The Delhi High Court is scheduled to pronounce on Tuesday its order on an interim application seeking stay on airing of webseries 'Hasmukh' on online media streaming platform Netflix for allegedly maligning image and reputation of lawyers.
Justice Sanjeev Sachdeva has earlier reserved its order on an advocate's interim application.
The application was filed in a suit seeking injunction on broadcast of the web series, which was opposed by Netflix on the ground that any such order would be contrary to freedom of speech and expression guaranteed under the Constitution.
The suit seeking injunction on airing of the series or deletion of some of its content, especially from its fourth episode, was moved by lawyer Ashutosh Dubey who said the web series maligned the image and reputation of advocates everywhere.
The court had earlier issued notice to Netflix and the show's producers and director seeking their stand on the suit.

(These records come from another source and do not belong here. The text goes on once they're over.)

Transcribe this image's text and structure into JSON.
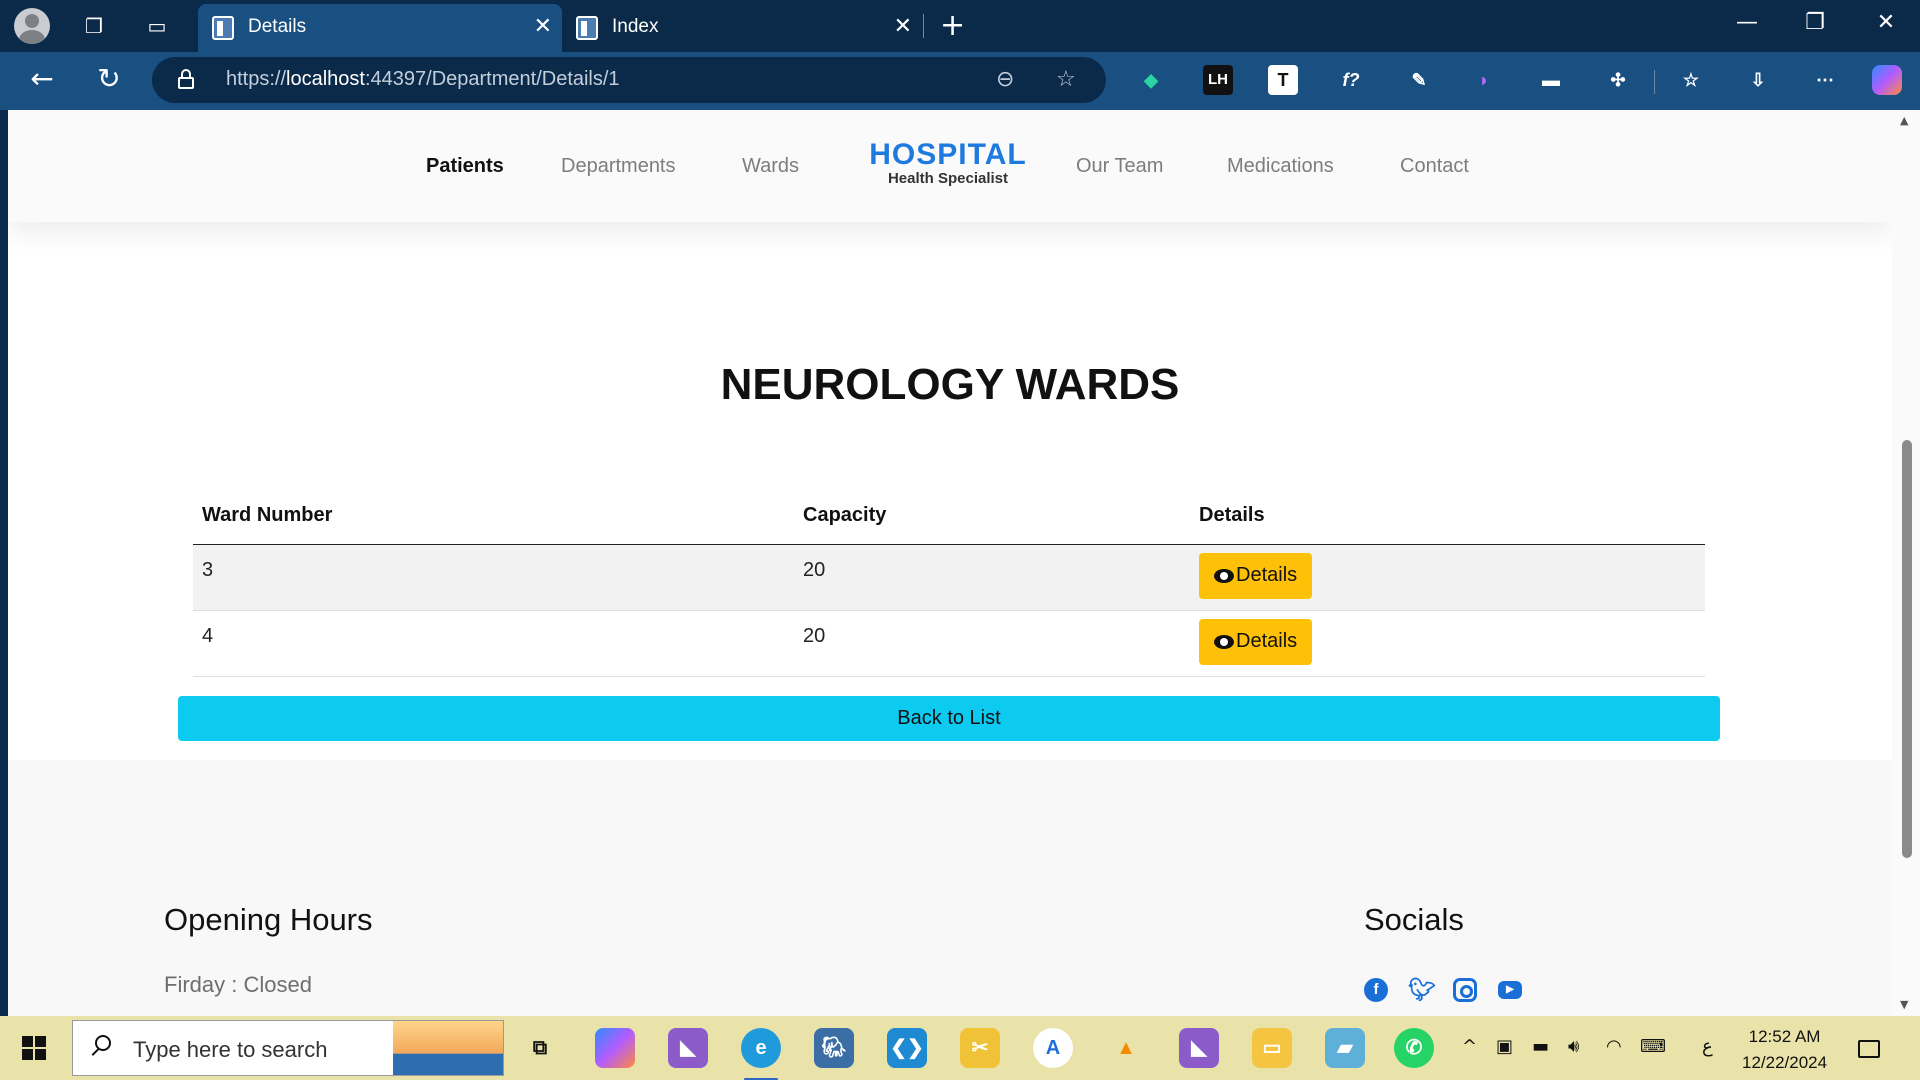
{
  "browser": {
    "tabs": [
      {
        "label": "Details",
        "active": true
      },
      {
        "label": "Index",
        "active": false
      }
    ],
    "url_prefix": "https://",
    "url_host": "localhost",
    "url_rest": ":44397/Department/Details/1"
  },
  "site": {
    "nav": [
      "Patients",
      "Departments",
      "Wards"
    ],
    "nav_right": [
      "Our Team",
      "Medications",
      "Contact"
    ],
    "brand_title": "HOSPITAL",
    "brand_subtitle": "Health Specialist"
  },
  "main": {
    "title": "NEUROLOGY WARDS",
    "table": {
      "headers": [
        "Ward Number",
        "Capacity",
        "Details"
      ],
      "rows": [
        {
          "ward_number": "3",
          "capacity": "20",
          "action": "Details"
        },
        {
          "ward_number": "4",
          "capacity": "20",
          "action": "Details"
        }
      ]
    },
    "back_label": "Back to List"
  },
  "footer": {
    "opening_title": "Opening Hours",
    "opening_text": "Firday : Closed",
    "socials_title": "Socials",
    "socials": [
      "facebook-icon",
      "twitter-icon",
      "instagram-icon",
      "youtube-icon"
    ]
  },
  "taskbar": {
    "search_placeholder": "Type here to search",
    "time": "12:52 AM",
    "date": "12/22/2024",
    "lang": "ع"
  },
  "colors": {
    "brand": "#1f7ae0",
    "details_button": "#ffc107",
    "back_button": "#0dcaf0",
    "taskbar": "#e9e3a9"
  }
}
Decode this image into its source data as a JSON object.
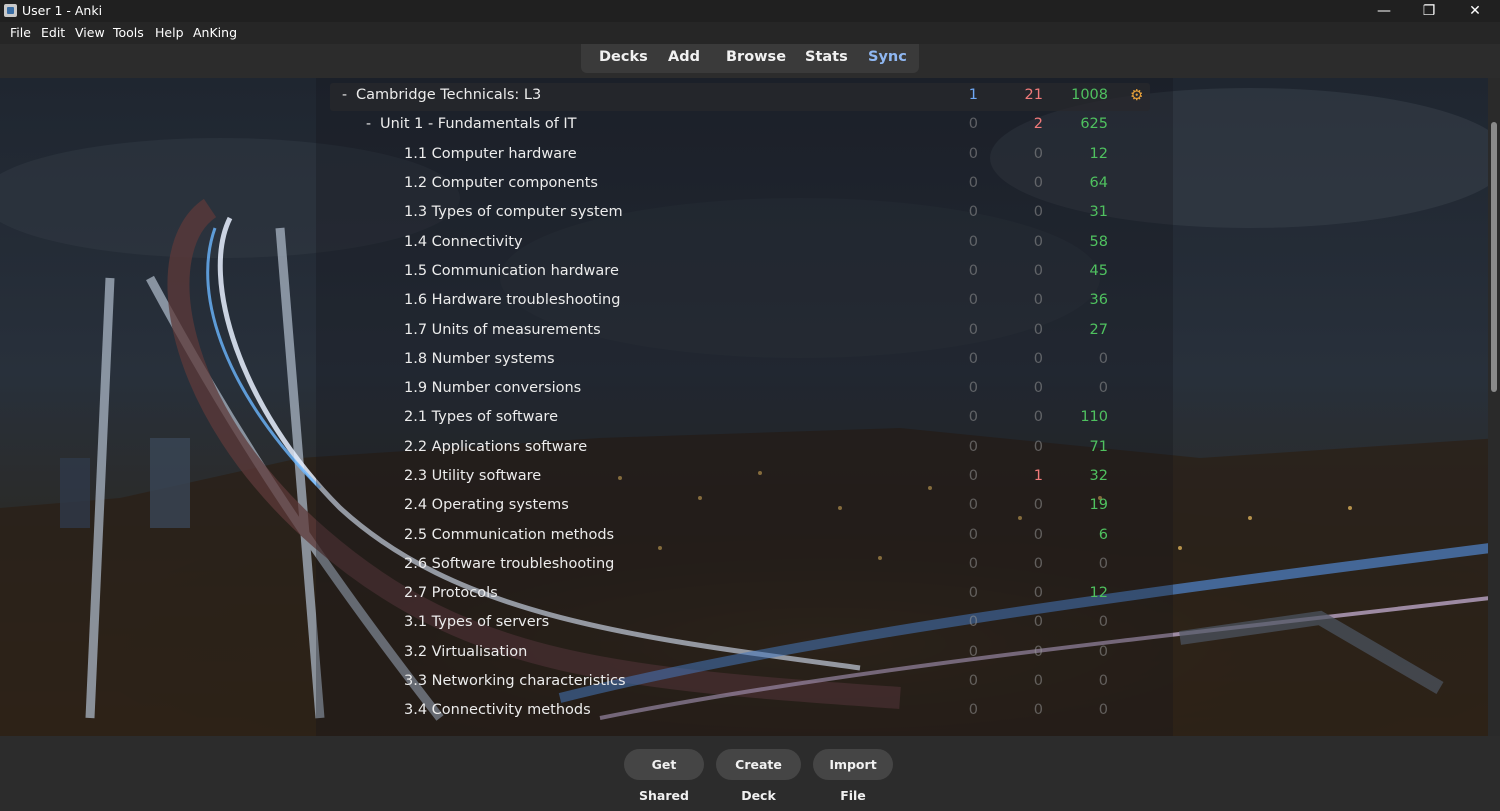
{
  "window": {
    "title": "User 1 - Anki",
    "min_glyph": "—",
    "max_glyph": "❐",
    "close_glyph": "✕"
  },
  "menu": [
    "File",
    "Edit",
    "View",
    "Tools",
    "Help",
    "AnKing"
  ],
  "toolbar": {
    "decks": "Decks",
    "add": "Add",
    "browse": "Browse",
    "stats": "Stats",
    "sync": "Sync"
  },
  "colors": {
    "new": "#6ea8f5",
    "learn": "#f07a7a",
    "review": "#4fc15f",
    "sync": "#8fb7f2"
  },
  "decks": [
    {
      "name": "Cambridge Technicals: L3",
      "collapse": "-",
      "new": "1",
      "learn": "21",
      "review": "1008",
      "options": "⚙"
    },
    {
      "name": "Unit 1 - Fundamentals of IT",
      "collapse": "-",
      "new": "0",
      "learn": "2",
      "review": "625"
    },
    {
      "name": "1.1 Computer hardware",
      "new": "0",
      "learn": "0",
      "review": "12"
    },
    {
      "name": "1.2 Computer components",
      "new": "0",
      "learn": "0",
      "review": "64"
    },
    {
      "name": "1.3 Types of computer system",
      "new": "0",
      "learn": "0",
      "review": "31"
    },
    {
      "name": "1.4 Connectivity",
      "new": "0",
      "learn": "0",
      "review": "58"
    },
    {
      "name": "1.5 Communication hardware",
      "new": "0",
      "learn": "0",
      "review": "45"
    },
    {
      "name": "1.6 Hardware troubleshooting",
      "new": "0",
      "learn": "0",
      "review": "36"
    },
    {
      "name": "1.7 Units of measurements",
      "new": "0",
      "learn": "0",
      "review": "27"
    },
    {
      "name": "1.8 Number systems",
      "new": "0",
      "learn": "0",
      "review": "0"
    },
    {
      "name": "1.9 Number conversions",
      "new": "0",
      "learn": "0",
      "review": "0"
    },
    {
      "name": "2.1 Types of software",
      "new": "0",
      "learn": "0",
      "review": "110"
    },
    {
      "name": "2.2 Applications software",
      "new": "0",
      "learn": "0",
      "review": "71"
    },
    {
      "name": "2.3 Utility software",
      "new": "0",
      "learn": "1",
      "review": "32"
    },
    {
      "name": "2.4 Operating systems",
      "new": "0",
      "learn": "0",
      "review": "19"
    },
    {
      "name": "2.5 Communication methods",
      "new": "0",
      "learn": "0",
      "review": "6"
    },
    {
      "name": "2.6 Software troubleshooting",
      "new": "0",
      "learn": "0",
      "review": "0"
    },
    {
      "name": "2.7 Protocols",
      "new": "0",
      "learn": "0",
      "review": "12"
    },
    {
      "name": "3.1 Types of servers",
      "new": "0",
      "learn": "0",
      "review": "0"
    },
    {
      "name": "3.2 Virtualisation",
      "new": "0",
      "learn": "0",
      "review": "0"
    },
    {
      "name": "3.3 Networking characteristics",
      "new": "0",
      "learn": "0",
      "review": "0"
    },
    {
      "name": "3.4 Connectivity methods",
      "new": "0",
      "learn": "0",
      "review": "0"
    }
  ],
  "bottom": {
    "get_shared": "Get Shared",
    "create_deck": "Create Deck",
    "import_file": "Import File"
  }
}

Apart from seeking to stop airing if the show, the plaintiff has also sought directions to the web series producers, directors and writer to "tender unconditional apology online for maligning the image of the lawyers community, which includes judges too as they too had been lawyers at one point of time".
Netflix, in its written submissions placed before the court, has contended that there are several judgments which say that lawyers as a class cannot be defamed.
It has said that if an injunction is granted in this matter then it will open the floodgates to defamation litigation by "so-called class of persons, including chartered accounts, engineers, doctors, IAS officers, police officers, who may not agree with any cinematic or theatrical portrayal of their class".
In the show, the protagonist, in each episode, murder professionals from various facets of life who have committed some wrong and then performs a stand-up act on such people, Netflix has contended.
t has further said that the series' theme makes it clear that the intention was not to defame or malign any particular profession, but the idea was to "spin a dark satirical comedy about evil in various walks of life and its impact on society".
Netflix, represented by advocate Saikrishna Rajagopal, has contended that if the suit is allowed then it would "sound the death knell for parodies and satire" which rely on making people laugh through critical comments on the state of affairs in society.
It has further said that webseries 'Hasmukh' is a work of fiction and the statements made in it by its characters are only meant to be taken as a figment of imagination and humour and not as a matter of truth.
It has also said that neither Netflix nor the webseries intends to defame or malign or bring disrepute to the image of the lawyers' community or the legal profession.
The plaintiff has claimed that in episode 4 of the web series, lawyers have been allegedly referred to as thieves, scoundrels, goons and rapists.
Dubey, who practices in the Supreme Court, has contended that "statements (in the series) are highly disparaging, defamatory and bring disrepute to the law profession and lawyers and advocates in the eyes of the general public".
He also sought "deletion or removal of the statements and contents from the show 'Hasmukh', especially from episode 4 of the series.